1.) You'll both quit using at the same time.
When only one member of a couple goes into rehab or starts addiction counseling, it can make it very hard for the recovering partner to avoid temptation. If your partner still has drugs on hand, the temptation to relapse can be very strong—and easy access to drugs makes it even more difficult to resist.
2.) You can both learn to avoid behavior that enables the other's drug addiction.
Many people think that couples who share an addiction aren't really concerned with each other's welfare—but studies indicate that the opposite is often true. Unfortunately, couples that are both addicted show their concern for each other by helping each other avoid painful withdrawal symptoms and procure their drugs of choice. Researchers have even found that women in happy relationships find it harder to leave substance abuse behind—probably out of fear that they would lose their otherwise-worthwhile relationship.
3.) You can learn new ways to interact and reinforce intimacy with your partner.
Your substance abuse and your relationship with your partner may be heavily intertwined for a number of reasons:
- you or your partner may have emotional issues that prevent displays of affection unless intoxicated or high
- one or both of you may not be living up to your domestic responsibilities in the relationship, neglecting your job, home, or children
- you may have both lost track of the things that you used to enjoy doing together aside from drugs or drinking
Going through substance abuse counseling together can help you address issues related to the expression of intimacy between you and start developing new methods of interacting and enjoying your relationship without drugs or alcohol.
4.) You can maintain a united front after rehab with others.
One of the hardest things anyone faces after substance abuse treatment is that they often have to disassociate themselves from friends and relatives who are also substance abusers—while simultaneously trying to forge new relationships with people who aren't or rebuild relationships with those that they've alienated. If only one of you is distancing yourself from destructive relationships, it may be difficult for either of you to do so. Similarly, it may be difficult for you to find healthy friendships and relationships if your partner is still on a self-destructive path.
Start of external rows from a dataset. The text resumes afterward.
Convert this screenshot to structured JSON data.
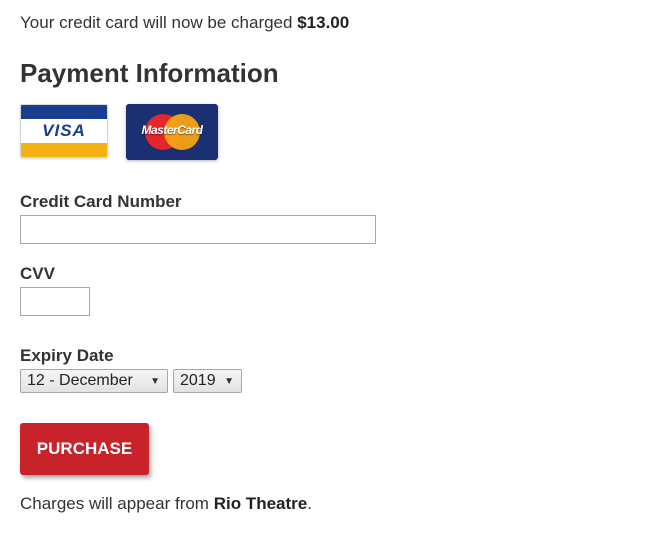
{
  "charge_notice": {
    "prefix": "Your credit card will now be charged",
    "amount": "$13.00"
  },
  "heading": "Payment Information",
  "card_logos": [
    {
      "name": "visa-logo",
      "text": "VISA"
    },
    {
      "name": "mastercard-logo",
      "text": "MasterCard"
    }
  ],
  "form": {
    "credit_card_label": "Credit Card Number",
    "credit_card_value": "",
    "cvv_label": "CVV",
    "cvv_value": "",
    "expiry_label": "Expiry Date",
    "expiry_month": "12 - December",
    "expiry_year": "2019",
    "caret_icon": "chevron-down-icon"
  },
  "purchase_button_label": "PURCHASE",
  "footer": {
    "prefix": "Charges will appear from",
    "merchant": "Rio Theatre",
    "suffix": "."
  },
  "colors": {
    "button": "#c8232b",
    "visa_blue": "#1a3d8f",
    "visa_gold": "#f2b312",
    "mc_navy": "#1b2f73",
    "mc_red": "#e3262c",
    "mc_yellow": "#f6a315"
  }
}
If you love your partner and you want to build a better relationship—without the specter of addiction hanging over your heads and controlling the path of your relationship—consider looking for a place that will treat you together.